But the thing is the world never accepts a soft “can’t” from disabled people.
My wife “soft can’t” do the shopping for my whole family for the weekend we’re staying with them. So my mum asks her anyway, because my wife is a sweet and giving person and I’m the only one who sees her shaking when she comes back.
I “soft can’t” hold down a nine to five job, but because me crying in the break room, shutting down during my hours off and because my wearing headphones during my lunch break instead of talking to my coworkers is just snobbery, people think I’m being lazy or spoilt when I say I “can’t” do it. Even though I’ve been fired for that kinda shit before.
If you know me you’ve seen me push through my soft “can’t"s all my life, and I was forced to so often that even I didn’t realize I “couldn’t”, because other people knew better and I was just spoiled and either people broke down just like me when I couldn’t see them, or I was just a weird, entitled, difficult child like everyone said.
But I’m realizing a soft “can’t” is still a fucking “can’t”. Because abled people aren’t denied that kind of “can’t”. We understand that if an abled person avoids physical or mental pain or exhaustion, that’s just them being sensible.
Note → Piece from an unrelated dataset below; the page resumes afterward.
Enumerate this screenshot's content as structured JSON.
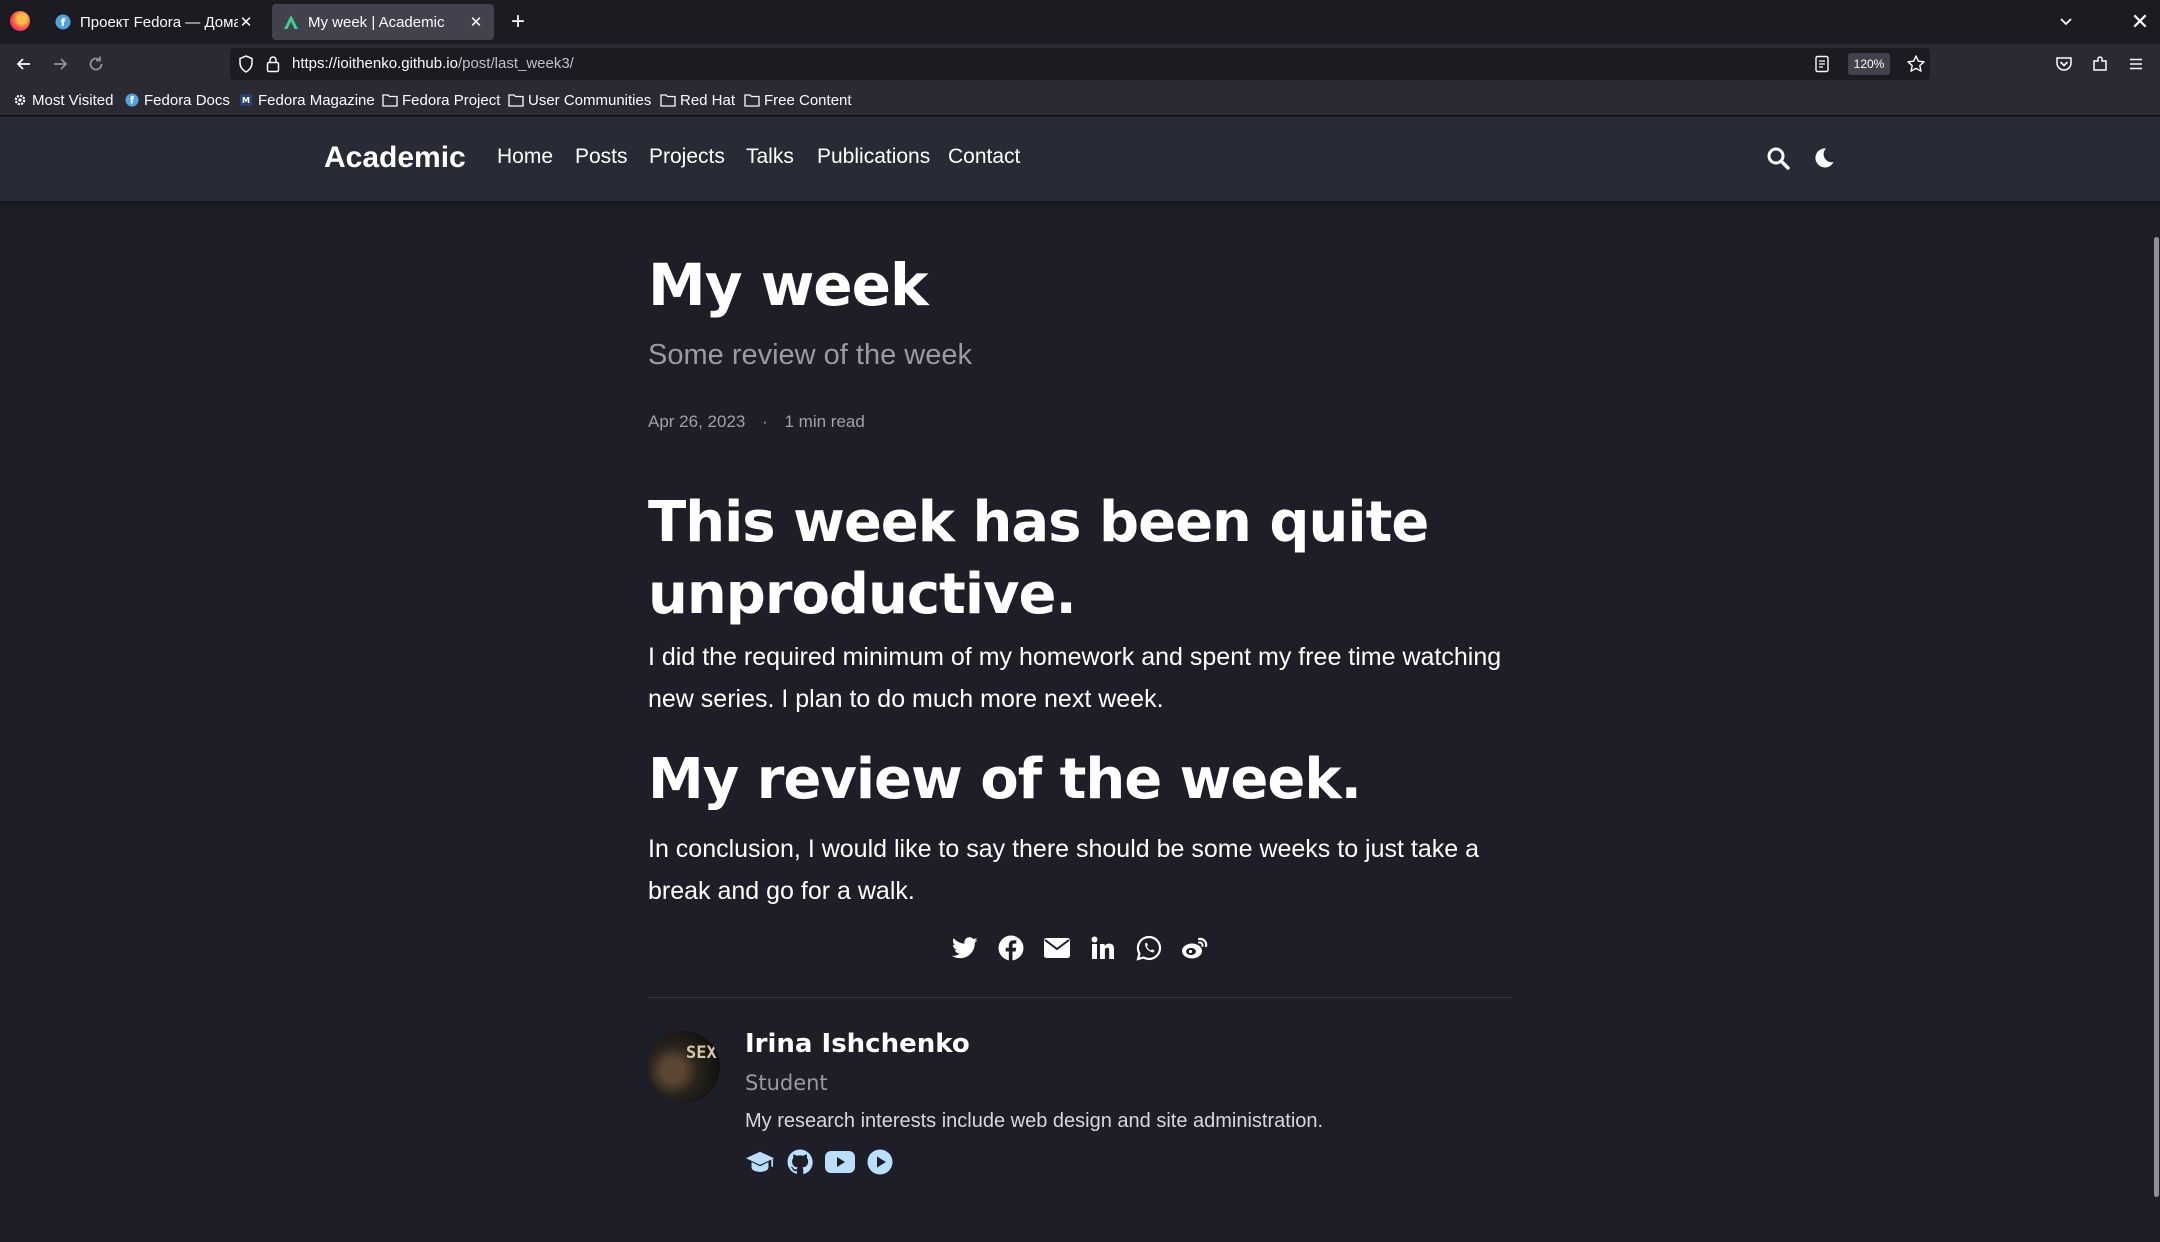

People have a rough idea of what they “can’t” do, and they expect that at least part of the pain and difficulty in disabled people’s lives is just pushing through their limitations to reach the same “can” and “can’t"s as they experience and respect.
Of course the trope of the good disabled person pushing through to impress even abled people with their accomplishments has been discussed before.
But my thing right now is just about claiming or reclaiming “can’t”. I don’t have to, or shouldn’t be expected to, suffer through my soft “can’t"s any more than an abled person.
So fuck you, world! I can’t be outside in summer. I can’t handle your manipulations. I can’t perform. I can’t live on my own. I can’t have a perfect life. I’m not a spoiled brat, dad. My pain counts just as much.
And my can'ts count. I’m already pushing myself through difficulties you’ll never understand, just to stay alive. Respect my limits. I will, whether it pisses you off or not.